*** TASK MATERIAL Section Begins ***

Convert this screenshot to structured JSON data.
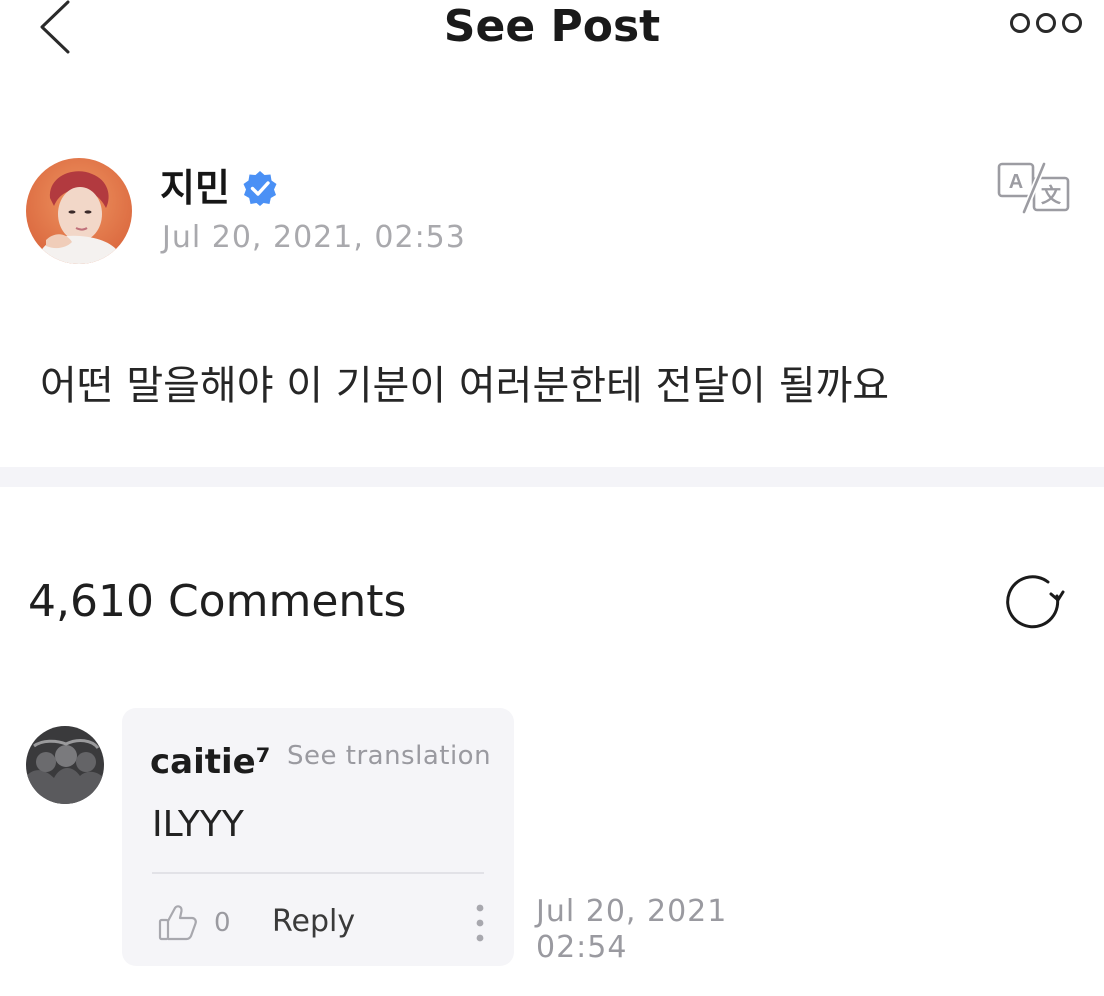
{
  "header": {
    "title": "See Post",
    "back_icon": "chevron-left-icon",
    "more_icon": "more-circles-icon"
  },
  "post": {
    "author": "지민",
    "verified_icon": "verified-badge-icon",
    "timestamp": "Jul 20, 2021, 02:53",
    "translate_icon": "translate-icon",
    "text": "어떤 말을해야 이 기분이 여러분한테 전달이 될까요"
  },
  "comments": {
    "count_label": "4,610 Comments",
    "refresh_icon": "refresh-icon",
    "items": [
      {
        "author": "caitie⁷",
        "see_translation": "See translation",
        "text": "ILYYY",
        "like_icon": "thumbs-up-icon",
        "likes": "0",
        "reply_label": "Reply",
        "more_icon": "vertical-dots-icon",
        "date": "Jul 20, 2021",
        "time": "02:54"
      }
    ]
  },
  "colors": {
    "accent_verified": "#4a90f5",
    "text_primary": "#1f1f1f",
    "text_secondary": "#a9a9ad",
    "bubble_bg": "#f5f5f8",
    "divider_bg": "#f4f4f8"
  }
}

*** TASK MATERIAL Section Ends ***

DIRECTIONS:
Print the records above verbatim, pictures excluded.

SOLUTION TO THE PROBLEM:
Convert this screenshot to structured JSON data.
{
  "header": {
    "title": "See Post",
    "back_icon": "chevron-left-icon",
    "more_icon": "more-circles-icon"
  },
  "post": {
    "author": "지민",
    "verified_icon": "verified-badge-icon",
    "timestamp": "Jul 20, 2021, 02:53",
    "translate_icon": "translate-icon",
    "text": "어떤 말을해야 이 기분이 여러분한테 전달이 될까요"
  },
  "comments": {
    "count_label": "4,610 Comments",
    "refresh_icon": "refresh-icon",
    "items": [
      {
        "author": "caitie⁷",
        "see_translation": "See translation",
        "text": "ILYYY",
        "like_icon": "thumbs-up-icon",
        "likes": "0",
        "reply_label": "Reply",
        "more_icon": "vertical-dots-icon",
        "date": "Jul 20, 2021",
        "time": "02:54"
      }
    ]
  },
  "colors": {
    "accent_verified": "#4a90f5",
    "text_primary": "#1f1f1f",
    "text_secondary": "#a9a9ad",
    "bubble_bg": "#f5f5f8",
    "divider_bg": "#f4f4f8"
  }
}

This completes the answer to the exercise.